To help lower the costs further, Voodoo started a project dubbed, Project Skywalker. The new process involves incorporating a low cost robotic arm into the printing process. Right now the system is working with a cell of nine 3D printers and is handling the harvesting process which is when a completed job is removed from the printbed and the printer is prepared for the next job. This process only accounts for 10% of the total operation but by adding the robotic arm they were able to achieve a 24/7 3D printing operation.
Right now, the company is only running a single shift overnight to test the limits of the new technology but so far it’s going well. With the addition of Project Skywalker, all that’s left for the team at Voodoo to do when they come in every morning is clean, pack and ship the parts that were made overnight. According to Friefeld, the new process has resulted in a huge three times production boost for all the machines working with Project Skywalker.
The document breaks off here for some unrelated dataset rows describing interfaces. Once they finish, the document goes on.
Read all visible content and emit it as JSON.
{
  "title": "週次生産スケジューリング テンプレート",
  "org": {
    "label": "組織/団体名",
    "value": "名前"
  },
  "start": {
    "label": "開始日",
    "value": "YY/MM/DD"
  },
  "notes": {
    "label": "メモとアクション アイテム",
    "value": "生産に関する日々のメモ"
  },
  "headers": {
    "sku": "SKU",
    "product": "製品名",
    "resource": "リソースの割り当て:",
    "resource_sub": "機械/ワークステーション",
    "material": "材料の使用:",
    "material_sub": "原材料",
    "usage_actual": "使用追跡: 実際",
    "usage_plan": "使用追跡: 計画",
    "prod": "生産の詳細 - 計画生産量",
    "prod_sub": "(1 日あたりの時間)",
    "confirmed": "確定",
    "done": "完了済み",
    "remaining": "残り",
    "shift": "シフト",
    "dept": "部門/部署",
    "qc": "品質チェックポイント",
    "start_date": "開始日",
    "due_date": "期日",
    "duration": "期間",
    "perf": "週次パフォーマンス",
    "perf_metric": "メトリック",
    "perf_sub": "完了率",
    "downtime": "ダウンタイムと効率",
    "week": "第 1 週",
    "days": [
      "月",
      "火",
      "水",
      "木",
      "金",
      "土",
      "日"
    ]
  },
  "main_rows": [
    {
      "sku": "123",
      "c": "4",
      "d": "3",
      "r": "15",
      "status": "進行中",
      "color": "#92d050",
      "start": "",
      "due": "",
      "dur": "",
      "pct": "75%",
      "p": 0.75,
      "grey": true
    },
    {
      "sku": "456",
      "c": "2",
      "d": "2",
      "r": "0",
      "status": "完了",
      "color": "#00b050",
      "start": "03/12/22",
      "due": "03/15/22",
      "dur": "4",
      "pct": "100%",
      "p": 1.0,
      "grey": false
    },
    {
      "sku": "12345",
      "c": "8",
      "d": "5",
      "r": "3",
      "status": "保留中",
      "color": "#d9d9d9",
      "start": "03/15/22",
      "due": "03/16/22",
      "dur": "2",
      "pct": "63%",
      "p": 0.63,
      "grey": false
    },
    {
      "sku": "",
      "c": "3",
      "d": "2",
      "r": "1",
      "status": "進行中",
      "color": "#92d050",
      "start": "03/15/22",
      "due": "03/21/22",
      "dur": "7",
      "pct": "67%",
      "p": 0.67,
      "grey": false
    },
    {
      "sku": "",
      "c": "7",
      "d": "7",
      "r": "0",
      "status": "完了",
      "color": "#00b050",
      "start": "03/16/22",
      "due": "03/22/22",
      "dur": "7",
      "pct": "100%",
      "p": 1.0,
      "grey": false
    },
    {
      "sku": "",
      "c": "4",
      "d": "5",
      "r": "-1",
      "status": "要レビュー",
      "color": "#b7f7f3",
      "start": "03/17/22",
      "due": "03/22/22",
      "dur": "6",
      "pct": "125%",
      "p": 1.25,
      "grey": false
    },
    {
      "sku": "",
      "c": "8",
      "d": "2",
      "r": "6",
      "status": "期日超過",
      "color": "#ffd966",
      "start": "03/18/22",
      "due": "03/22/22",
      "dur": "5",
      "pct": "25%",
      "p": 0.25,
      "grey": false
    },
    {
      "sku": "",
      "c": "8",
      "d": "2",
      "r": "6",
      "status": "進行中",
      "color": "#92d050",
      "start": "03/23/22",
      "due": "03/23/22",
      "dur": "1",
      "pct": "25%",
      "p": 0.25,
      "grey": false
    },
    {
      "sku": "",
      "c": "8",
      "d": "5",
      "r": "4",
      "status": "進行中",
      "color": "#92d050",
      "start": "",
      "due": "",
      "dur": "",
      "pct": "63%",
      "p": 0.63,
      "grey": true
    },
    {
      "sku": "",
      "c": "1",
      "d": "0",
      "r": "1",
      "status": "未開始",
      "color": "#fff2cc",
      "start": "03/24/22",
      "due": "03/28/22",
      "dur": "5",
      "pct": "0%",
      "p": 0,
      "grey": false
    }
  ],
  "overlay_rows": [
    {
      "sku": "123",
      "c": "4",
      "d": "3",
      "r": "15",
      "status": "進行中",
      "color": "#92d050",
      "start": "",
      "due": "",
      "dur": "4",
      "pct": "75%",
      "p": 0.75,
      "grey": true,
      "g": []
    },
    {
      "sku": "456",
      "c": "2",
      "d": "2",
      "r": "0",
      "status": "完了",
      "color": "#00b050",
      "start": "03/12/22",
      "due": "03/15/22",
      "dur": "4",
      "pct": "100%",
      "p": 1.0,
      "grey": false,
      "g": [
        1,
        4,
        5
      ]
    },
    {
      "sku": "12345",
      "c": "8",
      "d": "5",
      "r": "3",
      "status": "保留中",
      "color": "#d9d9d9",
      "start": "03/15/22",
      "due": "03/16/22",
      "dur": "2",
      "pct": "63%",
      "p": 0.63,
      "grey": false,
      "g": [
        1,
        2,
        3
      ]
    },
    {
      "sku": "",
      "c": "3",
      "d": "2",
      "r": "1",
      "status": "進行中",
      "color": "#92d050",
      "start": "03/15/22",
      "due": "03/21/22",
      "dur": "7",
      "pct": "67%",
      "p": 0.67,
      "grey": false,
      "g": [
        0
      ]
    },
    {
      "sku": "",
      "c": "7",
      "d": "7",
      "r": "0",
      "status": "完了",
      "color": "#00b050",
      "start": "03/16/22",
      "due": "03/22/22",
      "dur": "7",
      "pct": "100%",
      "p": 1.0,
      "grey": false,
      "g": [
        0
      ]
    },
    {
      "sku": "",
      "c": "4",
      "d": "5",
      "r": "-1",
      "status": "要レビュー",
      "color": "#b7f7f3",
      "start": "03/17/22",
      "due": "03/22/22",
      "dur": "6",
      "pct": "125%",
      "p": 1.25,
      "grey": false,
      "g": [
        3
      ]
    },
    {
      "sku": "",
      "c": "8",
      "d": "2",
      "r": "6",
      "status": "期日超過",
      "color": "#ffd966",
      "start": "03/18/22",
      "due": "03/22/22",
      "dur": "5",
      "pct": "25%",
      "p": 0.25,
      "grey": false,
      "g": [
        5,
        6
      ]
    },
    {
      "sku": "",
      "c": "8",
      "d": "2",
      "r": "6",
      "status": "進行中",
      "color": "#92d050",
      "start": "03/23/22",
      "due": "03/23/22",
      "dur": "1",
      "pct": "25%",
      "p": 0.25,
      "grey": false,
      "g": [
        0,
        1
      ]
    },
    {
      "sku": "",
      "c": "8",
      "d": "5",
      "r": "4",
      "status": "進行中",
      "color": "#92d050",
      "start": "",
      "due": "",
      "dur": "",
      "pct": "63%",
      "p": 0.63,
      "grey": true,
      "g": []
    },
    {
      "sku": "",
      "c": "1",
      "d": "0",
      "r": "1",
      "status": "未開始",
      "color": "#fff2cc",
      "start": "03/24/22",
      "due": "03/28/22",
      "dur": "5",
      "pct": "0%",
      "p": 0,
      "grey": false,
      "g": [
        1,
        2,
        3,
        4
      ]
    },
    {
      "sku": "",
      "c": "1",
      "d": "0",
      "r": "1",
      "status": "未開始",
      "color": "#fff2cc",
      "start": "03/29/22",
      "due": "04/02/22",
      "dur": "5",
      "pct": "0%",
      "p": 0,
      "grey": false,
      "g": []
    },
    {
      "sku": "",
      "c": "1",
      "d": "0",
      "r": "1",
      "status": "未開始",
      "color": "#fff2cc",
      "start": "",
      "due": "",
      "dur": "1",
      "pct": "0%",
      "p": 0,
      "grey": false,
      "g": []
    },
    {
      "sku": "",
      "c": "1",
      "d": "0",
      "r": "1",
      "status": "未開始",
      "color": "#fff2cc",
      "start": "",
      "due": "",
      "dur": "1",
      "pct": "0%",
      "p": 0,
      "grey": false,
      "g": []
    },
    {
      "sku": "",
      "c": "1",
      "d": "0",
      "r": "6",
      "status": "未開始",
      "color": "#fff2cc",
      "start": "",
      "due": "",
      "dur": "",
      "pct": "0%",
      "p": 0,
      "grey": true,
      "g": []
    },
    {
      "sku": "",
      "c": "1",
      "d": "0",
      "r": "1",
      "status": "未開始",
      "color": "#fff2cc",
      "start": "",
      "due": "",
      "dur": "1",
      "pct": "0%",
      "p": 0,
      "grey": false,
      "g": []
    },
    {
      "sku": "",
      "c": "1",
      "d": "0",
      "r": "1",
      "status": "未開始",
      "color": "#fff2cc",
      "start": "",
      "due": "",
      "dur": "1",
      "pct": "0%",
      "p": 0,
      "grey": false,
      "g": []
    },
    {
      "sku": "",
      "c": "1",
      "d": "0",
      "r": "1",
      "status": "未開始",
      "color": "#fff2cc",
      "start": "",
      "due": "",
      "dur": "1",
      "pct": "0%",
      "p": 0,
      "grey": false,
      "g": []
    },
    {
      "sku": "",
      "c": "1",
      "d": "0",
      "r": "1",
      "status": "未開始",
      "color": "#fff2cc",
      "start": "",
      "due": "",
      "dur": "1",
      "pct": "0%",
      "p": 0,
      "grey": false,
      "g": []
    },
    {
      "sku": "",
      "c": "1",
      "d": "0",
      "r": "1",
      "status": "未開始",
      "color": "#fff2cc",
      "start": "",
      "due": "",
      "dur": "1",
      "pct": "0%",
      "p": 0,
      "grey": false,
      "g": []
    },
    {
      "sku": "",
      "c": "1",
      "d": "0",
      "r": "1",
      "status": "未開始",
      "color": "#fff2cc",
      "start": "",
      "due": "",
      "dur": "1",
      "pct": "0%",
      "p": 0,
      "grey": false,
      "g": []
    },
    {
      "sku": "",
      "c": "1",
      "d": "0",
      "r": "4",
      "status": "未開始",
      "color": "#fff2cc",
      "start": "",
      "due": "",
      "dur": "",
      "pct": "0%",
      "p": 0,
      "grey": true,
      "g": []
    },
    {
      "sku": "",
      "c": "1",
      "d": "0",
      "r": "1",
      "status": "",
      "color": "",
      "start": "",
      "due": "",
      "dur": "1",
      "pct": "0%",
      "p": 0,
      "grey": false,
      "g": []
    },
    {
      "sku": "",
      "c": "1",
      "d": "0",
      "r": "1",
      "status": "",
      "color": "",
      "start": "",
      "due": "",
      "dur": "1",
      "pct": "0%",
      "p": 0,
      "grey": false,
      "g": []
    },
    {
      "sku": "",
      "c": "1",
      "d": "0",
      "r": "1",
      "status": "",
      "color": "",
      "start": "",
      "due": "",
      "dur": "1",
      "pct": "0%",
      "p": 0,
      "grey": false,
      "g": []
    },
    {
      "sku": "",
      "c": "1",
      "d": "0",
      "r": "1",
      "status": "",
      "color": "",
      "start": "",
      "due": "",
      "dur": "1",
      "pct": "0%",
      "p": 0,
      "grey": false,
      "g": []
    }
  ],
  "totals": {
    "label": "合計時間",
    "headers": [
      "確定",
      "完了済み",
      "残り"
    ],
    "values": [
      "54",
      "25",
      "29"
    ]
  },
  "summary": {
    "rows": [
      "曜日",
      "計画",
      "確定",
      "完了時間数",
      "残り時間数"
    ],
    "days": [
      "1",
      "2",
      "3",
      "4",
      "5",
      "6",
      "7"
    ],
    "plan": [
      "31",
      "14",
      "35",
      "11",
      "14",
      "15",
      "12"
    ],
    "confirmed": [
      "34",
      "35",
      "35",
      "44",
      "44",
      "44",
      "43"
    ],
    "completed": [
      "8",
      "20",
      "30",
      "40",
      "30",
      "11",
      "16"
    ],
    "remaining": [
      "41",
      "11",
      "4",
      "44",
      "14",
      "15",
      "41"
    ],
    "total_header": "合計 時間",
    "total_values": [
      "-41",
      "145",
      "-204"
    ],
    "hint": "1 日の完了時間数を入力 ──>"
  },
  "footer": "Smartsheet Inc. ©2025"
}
Another essential piece to Voodoo’s toolkit is their software that runs all of the printer cells. In addition to Skywalker, the company developed software that partially automates the file preparation process. The tool helps the company speed up the orientation of the 3D model, determine the print settings and gets it started at the right time to meet customers needs. Voodoo is utilizing its software capabilities to network their Skywalker Project with the printers. The arm is currently notified when a printer finishes a job and a new print plate is loaded so that a new job can start without the need for human intervention.
This technology is fascinating and Project Skywalker has huge implications for the future of manufacturing. With companies big and small working on further automating the 3D printing process, the future of additive manufacturing looks bright.
For more on Voodoo Manufacturing don’t miss our interview with the CEO Max Friefeld. Manufacturing Talk Radio is keeping a close eye on all the developments at this amazing company so be sure to check back for more information.